  1. 3.25.24
    Mary said:

    My family enjoyed this recipe. I didn’t have the fresh herbs so I used the dried poultry herb seasoning and it turned out delicious. Both my toddlers had seconds.. so it’s a win in my books.

    • 3.26.24
      Emma @ Plays Well With Butter said:

      Hi Mary, we’re so happy to hear that the dried herbs worked well for you as a substitution – and that the whole family loved the Ragu!! 🙂

  2. 3.20.24
    Kayla said:

    Hi! This looks so good and I cant wait to make it. Will this work in my 5qt caldero or do you think I need to purchase a pot more similar to yours before cooking?

    • 3.20.24
      Emma @ Plays Well With Butter said:

      Hi Kayla, the 5qt caldero should work just fine! Can’t wait to hear what you think of the ragu! 🙂

      • 3.24.24
        Kayla said:

        So so good!!! Made it last night and it was a hit.. tagged you in my ig story 😉

        • 3.25.24
          Emma @ Plays Well With Butter said:

          Hi Kayla, glad to hear that you enjoyed this Ragu as much as we do! And thanks for sharing on IG! 🙂

  3. 2.29.24
    Anonymous said:






  4. 1.2.24
    Susan Dai said:

    Your recipe and detailed method helped me make a delicious dinner! (I used stewing beef due to the crazy cost of beef, and dried herbs). Thanks!

    • 1.3.24
      Emma @ Plays Well With Butter said:

      Hi Susan, so glad you were able to enjoy this Ragu!! Stew meat and dried herbs are definitely a good option for keeping things budget-friendly 🙂

  5. 12.3.23
    Rachel said:

    Wow! 10/10! I always know I can count on PWWB for fantastic recipes. I love how Jess always explains the why behind everything, too.

    • 12.10.23
      Emma @ Plays Well With Butter said:

      Hi Rachel, this means so much to us – it’s very important to us to always share the “why,” and we’re so glad you’re part of the PWWB community! 🙂

  6. 11.13.23
    Cassidy Stockton said:

    Made this last night- SOOOO good! Fabulous recipe, Jess!

    • 11.14.23
      Emma @ Plays Well With Butter said:

      So glad to hear you loved the ragu, Cassidy!!

  7. 10.29.23
    Shaheen said:

    Thanks for this delicious recipe

    • 10.30.23
      Emma @ Plays Well With Butter said:

      You are so welcome, Shaheen!

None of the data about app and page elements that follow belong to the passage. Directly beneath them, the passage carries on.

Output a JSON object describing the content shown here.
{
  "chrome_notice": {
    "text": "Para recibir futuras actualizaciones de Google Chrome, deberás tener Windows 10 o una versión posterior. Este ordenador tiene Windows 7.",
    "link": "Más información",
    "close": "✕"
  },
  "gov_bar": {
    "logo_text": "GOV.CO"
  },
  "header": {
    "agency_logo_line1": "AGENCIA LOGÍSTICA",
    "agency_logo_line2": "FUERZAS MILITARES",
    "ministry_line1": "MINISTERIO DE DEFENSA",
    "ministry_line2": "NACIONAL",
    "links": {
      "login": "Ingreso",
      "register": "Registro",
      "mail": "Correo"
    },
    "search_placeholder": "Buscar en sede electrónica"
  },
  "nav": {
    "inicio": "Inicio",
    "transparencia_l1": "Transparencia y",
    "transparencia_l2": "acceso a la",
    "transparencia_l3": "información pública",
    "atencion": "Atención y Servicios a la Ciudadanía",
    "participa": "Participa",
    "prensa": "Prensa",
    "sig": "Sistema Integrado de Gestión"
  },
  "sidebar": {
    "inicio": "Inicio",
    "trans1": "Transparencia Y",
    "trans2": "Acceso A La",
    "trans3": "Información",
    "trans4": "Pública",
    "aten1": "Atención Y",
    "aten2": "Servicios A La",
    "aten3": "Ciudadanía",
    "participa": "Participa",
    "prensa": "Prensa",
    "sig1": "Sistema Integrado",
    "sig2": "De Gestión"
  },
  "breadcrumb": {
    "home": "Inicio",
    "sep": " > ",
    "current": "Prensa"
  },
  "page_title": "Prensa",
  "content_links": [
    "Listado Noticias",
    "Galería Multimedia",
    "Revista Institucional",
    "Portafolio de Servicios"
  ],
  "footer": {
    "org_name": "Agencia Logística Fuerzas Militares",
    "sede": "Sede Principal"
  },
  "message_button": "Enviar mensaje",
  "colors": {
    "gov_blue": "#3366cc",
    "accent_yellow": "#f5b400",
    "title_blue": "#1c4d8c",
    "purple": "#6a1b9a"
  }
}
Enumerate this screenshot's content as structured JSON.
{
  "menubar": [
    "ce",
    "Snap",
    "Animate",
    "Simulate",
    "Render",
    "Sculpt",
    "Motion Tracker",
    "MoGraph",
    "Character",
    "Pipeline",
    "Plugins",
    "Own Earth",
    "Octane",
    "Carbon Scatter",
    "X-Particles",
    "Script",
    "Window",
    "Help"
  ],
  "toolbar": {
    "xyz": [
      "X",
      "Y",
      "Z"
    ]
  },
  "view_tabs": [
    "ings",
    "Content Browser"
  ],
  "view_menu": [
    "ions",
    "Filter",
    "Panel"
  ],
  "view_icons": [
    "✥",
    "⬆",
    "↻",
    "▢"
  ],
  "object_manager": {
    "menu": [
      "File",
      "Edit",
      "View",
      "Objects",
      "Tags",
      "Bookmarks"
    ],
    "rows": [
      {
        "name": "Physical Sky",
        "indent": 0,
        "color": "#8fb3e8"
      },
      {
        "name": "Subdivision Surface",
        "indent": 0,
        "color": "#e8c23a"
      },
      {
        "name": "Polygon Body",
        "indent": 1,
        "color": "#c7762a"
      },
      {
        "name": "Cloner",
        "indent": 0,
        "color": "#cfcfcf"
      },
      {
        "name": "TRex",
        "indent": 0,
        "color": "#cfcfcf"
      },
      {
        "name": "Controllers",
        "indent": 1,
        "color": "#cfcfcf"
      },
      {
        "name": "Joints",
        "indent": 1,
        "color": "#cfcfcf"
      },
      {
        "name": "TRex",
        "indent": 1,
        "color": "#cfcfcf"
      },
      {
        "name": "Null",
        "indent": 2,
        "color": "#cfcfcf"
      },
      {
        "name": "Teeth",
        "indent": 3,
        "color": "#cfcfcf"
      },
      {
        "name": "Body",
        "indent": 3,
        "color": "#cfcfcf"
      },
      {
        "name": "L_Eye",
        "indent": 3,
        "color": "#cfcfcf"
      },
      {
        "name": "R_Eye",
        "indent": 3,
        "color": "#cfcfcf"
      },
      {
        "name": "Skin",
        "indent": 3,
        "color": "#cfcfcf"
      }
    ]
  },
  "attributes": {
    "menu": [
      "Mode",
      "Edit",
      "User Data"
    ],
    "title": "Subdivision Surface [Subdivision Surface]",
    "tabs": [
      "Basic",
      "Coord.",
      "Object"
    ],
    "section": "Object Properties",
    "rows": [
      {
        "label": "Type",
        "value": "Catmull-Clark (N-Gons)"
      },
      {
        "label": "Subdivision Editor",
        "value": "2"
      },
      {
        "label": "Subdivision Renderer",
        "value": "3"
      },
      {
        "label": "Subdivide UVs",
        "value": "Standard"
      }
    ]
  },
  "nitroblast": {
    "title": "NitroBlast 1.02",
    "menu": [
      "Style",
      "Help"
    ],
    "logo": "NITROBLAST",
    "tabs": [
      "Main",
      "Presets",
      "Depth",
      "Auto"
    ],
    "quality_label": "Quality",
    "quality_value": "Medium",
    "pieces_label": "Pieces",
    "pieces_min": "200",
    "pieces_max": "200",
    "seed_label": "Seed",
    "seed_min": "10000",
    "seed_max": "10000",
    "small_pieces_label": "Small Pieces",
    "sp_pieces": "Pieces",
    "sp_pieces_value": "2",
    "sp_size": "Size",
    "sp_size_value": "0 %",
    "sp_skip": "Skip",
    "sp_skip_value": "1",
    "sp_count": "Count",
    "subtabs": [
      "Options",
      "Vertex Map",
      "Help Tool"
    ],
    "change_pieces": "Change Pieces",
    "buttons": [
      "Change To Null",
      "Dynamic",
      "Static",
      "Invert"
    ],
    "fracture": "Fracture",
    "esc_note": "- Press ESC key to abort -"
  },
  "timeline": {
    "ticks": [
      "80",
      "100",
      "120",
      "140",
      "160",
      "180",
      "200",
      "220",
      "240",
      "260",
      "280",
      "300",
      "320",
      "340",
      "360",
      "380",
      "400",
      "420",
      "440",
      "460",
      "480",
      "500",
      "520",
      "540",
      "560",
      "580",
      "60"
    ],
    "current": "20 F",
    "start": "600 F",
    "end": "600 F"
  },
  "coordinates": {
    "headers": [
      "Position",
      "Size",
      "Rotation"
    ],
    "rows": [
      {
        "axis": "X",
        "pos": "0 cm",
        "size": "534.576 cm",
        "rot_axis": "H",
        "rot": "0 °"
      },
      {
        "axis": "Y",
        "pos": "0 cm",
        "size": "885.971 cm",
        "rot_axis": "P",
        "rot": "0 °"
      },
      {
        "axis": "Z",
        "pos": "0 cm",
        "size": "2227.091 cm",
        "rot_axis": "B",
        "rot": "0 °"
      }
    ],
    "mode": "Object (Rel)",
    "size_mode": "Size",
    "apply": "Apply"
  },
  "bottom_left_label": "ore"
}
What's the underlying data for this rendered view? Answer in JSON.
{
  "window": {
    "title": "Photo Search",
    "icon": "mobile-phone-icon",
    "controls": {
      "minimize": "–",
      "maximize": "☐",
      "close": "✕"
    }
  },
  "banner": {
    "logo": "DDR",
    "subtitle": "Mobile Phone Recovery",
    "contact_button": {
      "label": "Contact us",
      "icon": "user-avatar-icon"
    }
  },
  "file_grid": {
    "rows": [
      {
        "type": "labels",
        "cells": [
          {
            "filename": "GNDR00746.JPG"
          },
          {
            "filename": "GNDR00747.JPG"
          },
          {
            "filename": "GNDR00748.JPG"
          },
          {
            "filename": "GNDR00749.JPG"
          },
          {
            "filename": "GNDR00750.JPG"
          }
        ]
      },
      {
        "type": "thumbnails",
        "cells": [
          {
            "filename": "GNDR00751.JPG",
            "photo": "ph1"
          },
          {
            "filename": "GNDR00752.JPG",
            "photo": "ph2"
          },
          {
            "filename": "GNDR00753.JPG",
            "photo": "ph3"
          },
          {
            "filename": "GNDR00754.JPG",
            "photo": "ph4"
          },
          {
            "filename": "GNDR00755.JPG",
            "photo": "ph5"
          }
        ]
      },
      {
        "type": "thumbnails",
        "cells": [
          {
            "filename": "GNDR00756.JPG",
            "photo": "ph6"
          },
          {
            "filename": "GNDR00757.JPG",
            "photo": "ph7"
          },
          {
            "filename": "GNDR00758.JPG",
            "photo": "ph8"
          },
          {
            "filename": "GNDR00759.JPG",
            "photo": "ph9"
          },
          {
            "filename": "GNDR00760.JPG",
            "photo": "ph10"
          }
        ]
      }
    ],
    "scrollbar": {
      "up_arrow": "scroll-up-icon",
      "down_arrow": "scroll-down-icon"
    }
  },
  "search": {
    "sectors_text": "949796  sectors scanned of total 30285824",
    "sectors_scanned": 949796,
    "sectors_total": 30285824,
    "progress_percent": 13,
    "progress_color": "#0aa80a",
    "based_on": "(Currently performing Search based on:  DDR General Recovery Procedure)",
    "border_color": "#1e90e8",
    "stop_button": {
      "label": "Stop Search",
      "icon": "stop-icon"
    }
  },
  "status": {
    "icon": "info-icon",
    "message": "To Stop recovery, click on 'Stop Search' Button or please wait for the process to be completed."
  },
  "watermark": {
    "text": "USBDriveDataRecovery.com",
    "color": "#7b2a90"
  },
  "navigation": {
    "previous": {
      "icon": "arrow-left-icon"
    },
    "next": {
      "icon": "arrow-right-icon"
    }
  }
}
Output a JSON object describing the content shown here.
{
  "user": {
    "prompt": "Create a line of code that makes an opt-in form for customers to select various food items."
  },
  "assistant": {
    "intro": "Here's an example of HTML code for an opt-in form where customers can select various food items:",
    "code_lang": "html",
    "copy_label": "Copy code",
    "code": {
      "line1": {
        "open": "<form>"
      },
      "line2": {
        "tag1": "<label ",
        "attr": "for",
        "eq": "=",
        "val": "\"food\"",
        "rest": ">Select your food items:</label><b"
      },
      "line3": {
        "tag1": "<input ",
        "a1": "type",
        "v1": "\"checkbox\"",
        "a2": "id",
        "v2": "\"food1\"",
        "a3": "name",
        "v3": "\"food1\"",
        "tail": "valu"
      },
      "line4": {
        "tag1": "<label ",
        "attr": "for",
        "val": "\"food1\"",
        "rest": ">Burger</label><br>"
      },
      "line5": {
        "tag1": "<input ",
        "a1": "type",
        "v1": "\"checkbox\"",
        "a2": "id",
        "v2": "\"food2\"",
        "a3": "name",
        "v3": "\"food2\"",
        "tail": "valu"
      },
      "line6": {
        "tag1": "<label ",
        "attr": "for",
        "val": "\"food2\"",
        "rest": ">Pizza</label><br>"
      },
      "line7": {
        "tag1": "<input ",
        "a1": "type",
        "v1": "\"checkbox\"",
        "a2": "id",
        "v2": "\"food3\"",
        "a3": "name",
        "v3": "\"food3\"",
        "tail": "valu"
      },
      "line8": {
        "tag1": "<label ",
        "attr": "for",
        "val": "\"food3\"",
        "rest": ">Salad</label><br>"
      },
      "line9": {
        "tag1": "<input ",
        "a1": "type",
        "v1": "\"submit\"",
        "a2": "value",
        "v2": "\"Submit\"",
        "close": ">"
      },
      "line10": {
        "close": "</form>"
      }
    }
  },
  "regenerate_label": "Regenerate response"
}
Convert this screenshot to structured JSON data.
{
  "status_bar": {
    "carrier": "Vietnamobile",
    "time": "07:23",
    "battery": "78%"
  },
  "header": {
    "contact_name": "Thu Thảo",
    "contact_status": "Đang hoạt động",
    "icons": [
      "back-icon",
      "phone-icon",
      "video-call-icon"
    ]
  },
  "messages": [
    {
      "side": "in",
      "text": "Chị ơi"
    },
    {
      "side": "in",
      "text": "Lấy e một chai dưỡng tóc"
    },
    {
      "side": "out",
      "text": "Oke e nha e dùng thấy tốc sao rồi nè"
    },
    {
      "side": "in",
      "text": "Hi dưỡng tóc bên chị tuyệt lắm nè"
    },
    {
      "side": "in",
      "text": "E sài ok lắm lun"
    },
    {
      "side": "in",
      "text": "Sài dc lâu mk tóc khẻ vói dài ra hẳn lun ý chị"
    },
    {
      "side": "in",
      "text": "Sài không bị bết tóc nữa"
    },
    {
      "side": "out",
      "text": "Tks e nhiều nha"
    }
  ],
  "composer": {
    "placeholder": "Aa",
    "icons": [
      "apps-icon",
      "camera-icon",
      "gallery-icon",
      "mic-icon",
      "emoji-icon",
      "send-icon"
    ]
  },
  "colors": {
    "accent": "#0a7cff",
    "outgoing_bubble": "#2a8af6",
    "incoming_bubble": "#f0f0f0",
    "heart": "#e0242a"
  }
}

So glad you enjoyed it!

  8. 8.19.23
    Shaheen said:

    I MADE THIS RECIPE AT MY SISTER’S HOME AND SHE WAS VERY IMPRESSED WITH MY COOKING.

    THANKS.

    WAITING FOR MORE RELATED RECIPE.






    • 8.21.23
      Emma @ Plays Well With Butter said:

      We’re so glad to hear that, Shaheen!! Thanks so much for your review!